Problem to solve: Any picture in the data below should be skipped, while every line is repeated exactly.

Data records:
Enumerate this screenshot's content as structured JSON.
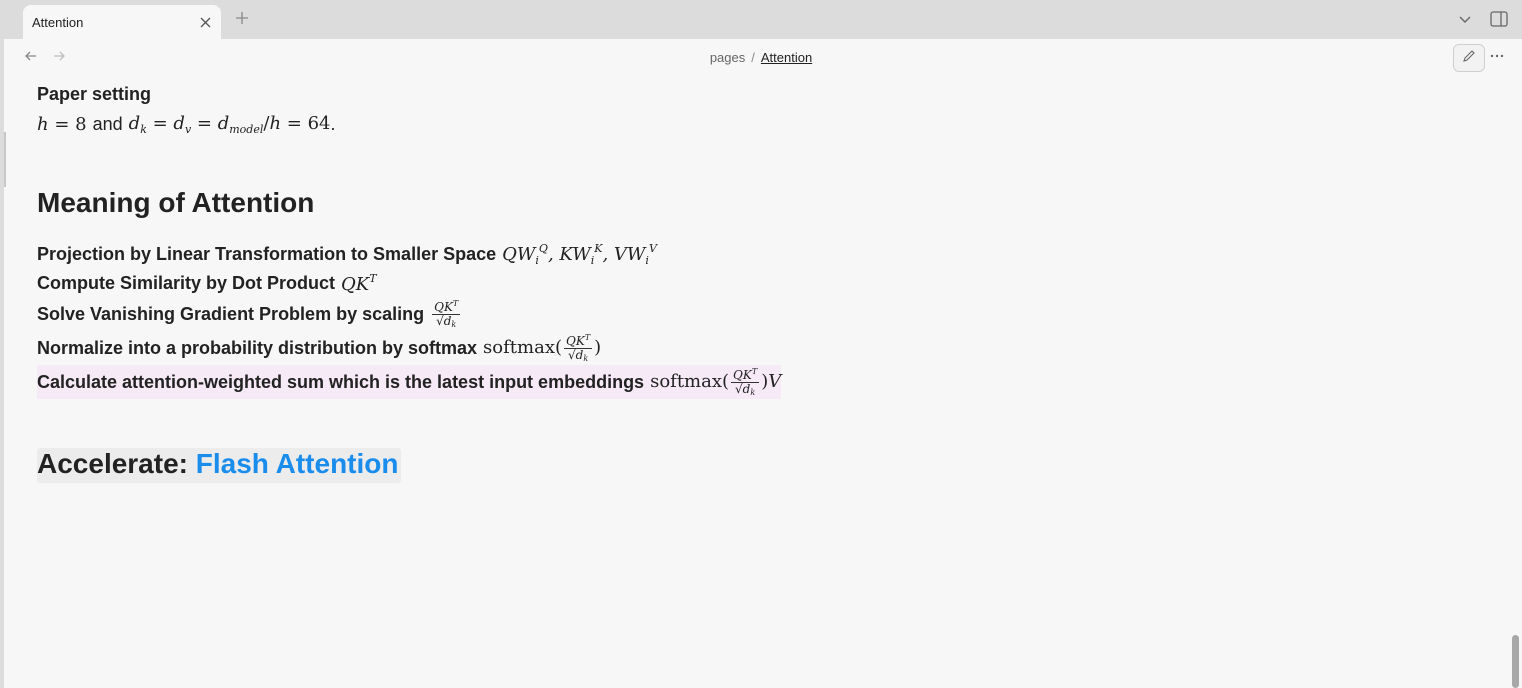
{
  "tab": {
    "title": "Attention"
  },
  "breadcrumb": {
    "parent": "pages",
    "separator": "/",
    "current": "Attention"
  },
  "doc": {
    "paper_setting": {
      "heading": "Paper setting",
      "and_word": "and",
      "trail": "."
    },
    "meaning_heading": "Meaning of Attention",
    "steps": [
      "Projection by Linear Transformation to Smaller Space",
      "Compute Similarity by Dot Product",
      "Solve Vanishing Gradient Problem by scaling",
      "Normalize into a probability distribution by softmax",
      "Calculate attention-weighted sum which is the latest input embeddings"
    ],
    "softmax_word": "softmax",
    "accel_heading": {
      "prefix": "Accelerate: ",
      "link": "Flash Attention"
    }
  },
  "colors": {
    "link": "#1a8cec",
    "highlight": "#f6eaf7"
  },
  "icons": [
    "close-icon",
    "plus-icon",
    "chevron-down-icon",
    "sidebar-toggle-icon",
    "arrow-left-icon",
    "arrow-right-icon",
    "pencil-icon",
    "more-icon"
  ]
}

Answer space:
Enumerate this screenshot's content as structured JSON.
{
  "tab": {
    "title": "Attention"
  },
  "breadcrumb": {
    "parent": "pages",
    "separator": "/",
    "current": "Attention"
  },
  "doc": {
    "paper_setting": {
      "heading": "Paper setting",
      "and_word": "and",
      "trail": "."
    },
    "meaning_heading": "Meaning of Attention",
    "steps": [
      "Projection by Linear Transformation to Smaller Space",
      "Compute Similarity by Dot Product",
      "Solve Vanishing Gradient Problem by scaling",
      "Normalize into a probability distribution by softmax",
      "Calculate attention-weighted sum which is the latest input embeddings"
    ],
    "softmax_word": "softmax",
    "accel_heading": {
      "prefix": "Accelerate: ",
      "link": "Flash Attention"
    }
  },
  "colors": {
    "link": "#1a8cec",
    "highlight": "#f6eaf7"
  },
  "icons": [
    "close-icon",
    "plus-icon",
    "chevron-down-icon",
    "sidebar-toggle-icon",
    "arrow-left-icon",
    "arrow-right-icon",
    "pencil-icon",
    "more-icon"
  ]
}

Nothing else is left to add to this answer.